[Data about app and page elements]
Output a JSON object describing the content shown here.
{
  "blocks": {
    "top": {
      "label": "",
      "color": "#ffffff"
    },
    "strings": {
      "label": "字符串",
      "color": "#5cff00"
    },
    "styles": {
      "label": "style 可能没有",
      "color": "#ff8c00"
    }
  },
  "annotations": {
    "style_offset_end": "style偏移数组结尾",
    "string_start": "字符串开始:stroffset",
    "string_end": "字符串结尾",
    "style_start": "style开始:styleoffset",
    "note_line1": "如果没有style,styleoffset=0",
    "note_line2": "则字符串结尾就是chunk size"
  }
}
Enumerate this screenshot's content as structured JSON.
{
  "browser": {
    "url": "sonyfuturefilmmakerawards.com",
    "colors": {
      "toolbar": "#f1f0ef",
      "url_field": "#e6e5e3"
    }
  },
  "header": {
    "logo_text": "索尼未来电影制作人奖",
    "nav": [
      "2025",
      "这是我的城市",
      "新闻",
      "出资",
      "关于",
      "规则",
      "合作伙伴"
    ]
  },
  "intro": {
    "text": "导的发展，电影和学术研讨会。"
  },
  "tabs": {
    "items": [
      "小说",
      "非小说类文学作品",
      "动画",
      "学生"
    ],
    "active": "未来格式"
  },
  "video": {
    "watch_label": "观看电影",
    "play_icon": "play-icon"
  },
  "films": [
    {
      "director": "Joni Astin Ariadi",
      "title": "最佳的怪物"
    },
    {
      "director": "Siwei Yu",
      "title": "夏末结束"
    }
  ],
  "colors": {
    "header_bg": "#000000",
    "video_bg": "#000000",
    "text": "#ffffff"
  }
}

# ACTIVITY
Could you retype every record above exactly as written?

# SOLUTION TO THIS TASK
Output a JSON object describing the content shown here.
{
  "blocks": {
    "top": {
      "label": "",
      "color": "#ffffff"
    },
    "strings": {
      "label": "字符串",
      "color": "#5cff00"
    },
    "styles": {
      "label": "style 可能没有",
      "color": "#ff8c00"
    }
  },
  "annotations": {
    "style_offset_end": "style偏移数组结尾",
    "string_start": "字符串开始:stroffset",
    "string_end": "字符串结尾",
    "style_start": "style开始:styleoffset",
    "note_line1": "如果没有style,styleoffset=0",
    "note_line2": "则字符串结尾就是chunk size"
  }
}
Enumerate this screenshot's content as structured JSON.
{
  "browser": {
    "url": "sonyfuturefilmmakerawards.com",
    "colors": {
      "toolbar": "#f1f0ef",
      "url_field": "#e6e5e3"
    }
  },
  "header": {
    "logo_text": "索尼未来电影制作人奖",
    "nav": [
      "2025",
      "这是我的城市",
      "新闻",
      "出资",
      "关于",
      "规则",
      "合作伙伴"
    ]
  },
  "intro": {
    "text": "导的发展，电影和学术研讨会。"
  },
  "tabs": {
    "items": [
      "小说",
      "非小说类文学作品",
      "动画",
      "学生"
    ],
    "active": "未来格式"
  },
  "video": {
    "watch_label": "观看电影",
    "play_icon": "play-icon"
  },
  "films": [
    {
      "director": "Joni Astin Ariadi",
      "title": "最佳的怪物"
    },
    {
      "director": "Siwei Yu",
      "title": "夏末结束"
    }
  ],
  "colors": {
    "header_bg": "#000000",
    "video_bg": "#000000",
    "text": "#ffffff"
  }
}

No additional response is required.